You and I will have to disagree about the importance and significance of CSS. Important, yes. Positive contributor? Far from clear.
In my experience initially as a customer and later as a DEC employee (though not in CSS), CSS entirely deserved their popular nickname of Cowboy Special Systems. Some of the products (such as the Compact VAX) did indeed address an interesting and valuable niche, but mostly CSS in the field seemed to be about being creative with DEC internal accounting so that two sales teams (CSS and the customer's own account team) rather than one could get credit for the same sales.
"All sorts of A-to-D & D-to-A plus digital I/O stuff."
DEC sold some handy stuff much of which was rebadged Data Translation cards (at least on the Qbus kit I used). Nothing necessarily wrong with that except unlucky DEC field service engineers typically didn't have a clue about "calibrating an A-to-D". Understandable but unfortunate.
"Including a programmable clock"
KWV11 was the Qbus version. Was it another Data Translation card? I can't remember.
National Instruments have long since taken over that test and measurement computer market. Their prices in comparison with the alternatives make DEC vs its alternatives back then look quite affordable; how on earth do NI manage to do that and stay in business (other than by lots and lots of advertising and marketing, eg Processor Brian Cox as keynote speaker at their most recent UK user group )?

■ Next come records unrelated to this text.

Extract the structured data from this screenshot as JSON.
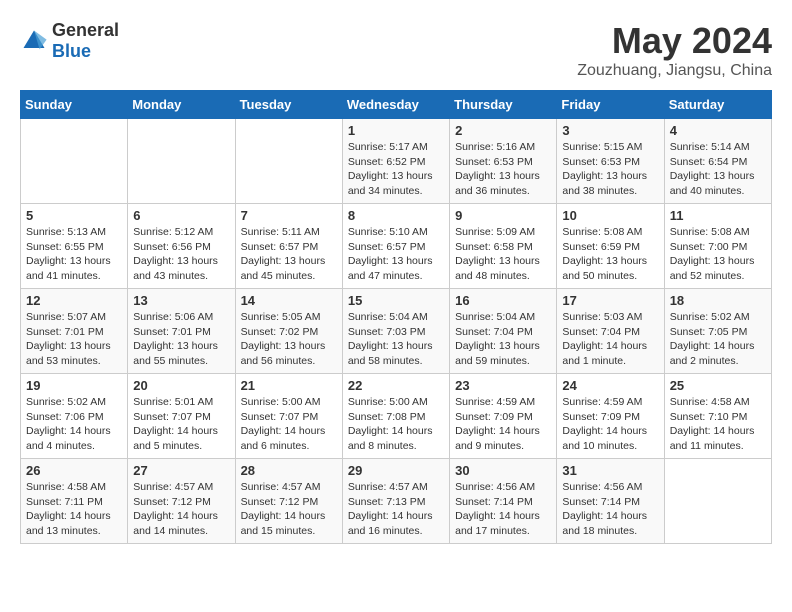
{
  "header": {
    "logo_general": "General",
    "logo_blue": "Blue",
    "title": "May 2024",
    "location": "Zouzhuang, Jiangsu, China"
  },
  "calendar": {
    "days_of_week": [
      "Sunday",
      "Monday",
      "Tuesday",
      "Wednesday",
      "Thursday",
      "Friday",
      "Saturday"
    ],
    "weeks": [
      [
        {
          "day": "",
          "info": ""
        },
        {
          "day": "",
          "info": ""
        },
        {
          "day": "",
          "info": ""
        },
        {
          "day": "1",
          "info": "Sunrise: 5:17 AM\nSunset: 6:52 PM\nDaylight: 13 hours\nand 34 minutes."
        },
        {
          "day": "2",
          "info": "Sunrise: 5:16 AM\nSunset: 6:53 PM\nDaylight: 13 hours\nand 36 minutes."
        },
        {
          "day": "3",
          "info": "Sunrise: 5:15 AM\nSunset: 6:53 PM\nDaylight: 13 hours\nand 38 minutes."
        },
        {
          "day": "4",
          "info": "Sunrise: 5:14 AM\nSunset: 6:54 PM\nDaylight: 13 hours\nand 40 minutes."
        }
      ],
      [
        {
          "day": "5",
          "info": "Sunrise: 5:13 AM\nSunset: 6:55 PM\nDaylight: 13 hours\nand 41 minutes."
        },
        {
          "day": "6",
          "info": "Sunrise: 5:12 AM\nSunset: 6:56 PM\nDaylight: 13 hours\nand 43 minutes."
        },
        {
          "day": "7",
          "info": "Sunrise: 5:11 AM\nSunset: 6:57 PM\nDaylight: 13 hours\nand 45 minutes."
        },
        {
          "day": "8",
          "info": "Sunrise: 5:10 AM\nSunset: 6:57 PM\nDaylight: 13 hours\nand 47 minutes."
        },
        {
          "day": "9",
          "info": "Sunrise: 5:09 AM\nSunset: 6:58 PM\nDaylight: 13 hours\nand 48 minutes."
        },
        {
          "day": "10",
          "info": "Sunrise: 5:08 AM\nSunset: 6:59 PM\nDaylight: 13 hours\nand 50 minutes."
        },
        {
          "day": "11",
          "info": "Sunrise: 5:08 AM\nSunset: 7:00 PM\nDaylight: 13 hours\nand 52 minutes."
        }
      ],
      [
        {
          "day": "12",
          "info": "Sunrise: 5:07 AM\nSunset: 7:01 PM\nDaylight: 13 hours\nand 53 minutes."
        },
        {
          "day": "13",
          "info": "Sunrise: 5:06 AM\nSunset: 7:01 PM\nDaylight: 13 hours\nand 55 minutes."
        },
        {
          "day": "14",
          "info": "Sunrise: 5:05 AM\nSunset: 7:02 PM\nDaylight: 13 hours\nand 56 minutes."
        },
        {
          "day": "15",
          "info": "Sunrise: 5:04 AM\nSunset: 7:03 PM\nDaylight: 13 hours\nand 58 minutes."
        },
        {
          "day": "16",
          "info": "Sunrise: 5:04 AM\nSunset: 7:04 PM\nDaylight: 13 hours\nand 59 minutes."
        },
        {
          "day": "17",
          "info": "Sunrise: 5:03 AM\nSunset: 7:04 PM\nDaylight: 14 hours\nand 1 minute."
        },
        {
          "day": "18",
          "info": "Sunrise: 5:02 AM\nSunset: 7:05 PM\nDaylight: 14 hours\nand 2 minutes."
        }
      ],
      [
        {
          "day": "19",
          "info": "Sunrise: 5:02 AM\nSunset: 7:06 PM\nDaylight: 14 hours\nand 4 minutes."
        },
        {
          "day": "20",
          "info": "Sunrise: 5:01 AM\nSunset: 7:07 PM\nDaylight: 14 hours\nand 5 minutes."
        },
        {
          "day": "21",
          "info": "Sunrise: 5:00 AM\nSunset: 7:07 PM\nDaylight: 14 hours\nand 6 minutes."
        },
        {
          "day": "22",
          "info": "Sunrise: 5:00 AM\nSunset: 7:08 PM\nDaylight: 14 hours\nand 8 minutes."
        },
        {
          "day": "23",
          "info": "Sunrise: 4:59 AM\nSunset: 7:09 PM\nDaylight: 14 hours\nand 9 minutes."
        },
        {
          "day": "24",
          "info": "Sunrise: 4:59 AM\nSunset: 7:09 PM\nDaylight: 14 hours\nand 10 minutes."
        },
        {
          "day": "25",
          "info": "Sunrise: 4:58 AM\nSunset: 7:10 PM\nDaylight: 14 hours\nand 11 minutes."
        }
      ],
      [
        {
          "day": "26",
          "info": "Sunrise: 4:58 AM\nSunset: 7:11 PM\nDaylight: 14 hours\nand 13 minutes."
        },
        {
          "day": "27",
          "info": "Sunrise: 4:57 AM\nSunset: 7:12 PM\nDaylight: 14 hours\nand 14 minutes."
        },
        {
          "day": "28",
          "info": "Sunrise: 4:57 AM\nSunset: 7:12 PM\nDaylight: 14 hours\nand 15 minutes."
        },
        {
          "day": "29",
          "info": "Sunrise: 4:57 AM\nSunset: 7:13 PM\nDaylight: 14 hours\nand 16 minutes."
        },
        {
          "day": "30",
          "info": "Sunrise: 4:56 AM\nSunset: 7:14 PM\nDaylight: 14 hours\nand 17 minutes."
        },
        {
          "day": "31",
          "info": "Sunrise: 4:56 AM\nSunset: 7:14 PM\nDaylight: 14 hours\nand 18 minutes."
        },
        {
          "day": "",
          "info": ""
        }
      ]
    ]
  }
}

And then there was the CSS Qbus graphics boards. Even in the days when workstations were taking off (after even DEC field management realised workstations were going places), there were CSS folks trying to extend the outdated VSVxx line. Madness.
In the former Reading HQ (now demolished), not far from CSS, but a whole lot smaller and more productive, lived DECdirect UK. In the early 1990s their performance in terms of product awareness, demand creation, sales support and product delivery put most of the official box-shifters er sorry "channel partners" to shame, which is why DECdirect UK had to be abolished. DECdirect UK even produced useful glossy but not content free catalogues (later for UK+Europe), with information and prices for most of the commonly ordered stuff (software as well as hardware). They also managed together with the factories (primarily Ayr) to get commonly ordered stuff set up to do 5 day turnround from order to shipment, which was unheard of back then, and is still not entirely routine these days.
Tell that to the young people of today and ... you know the rest.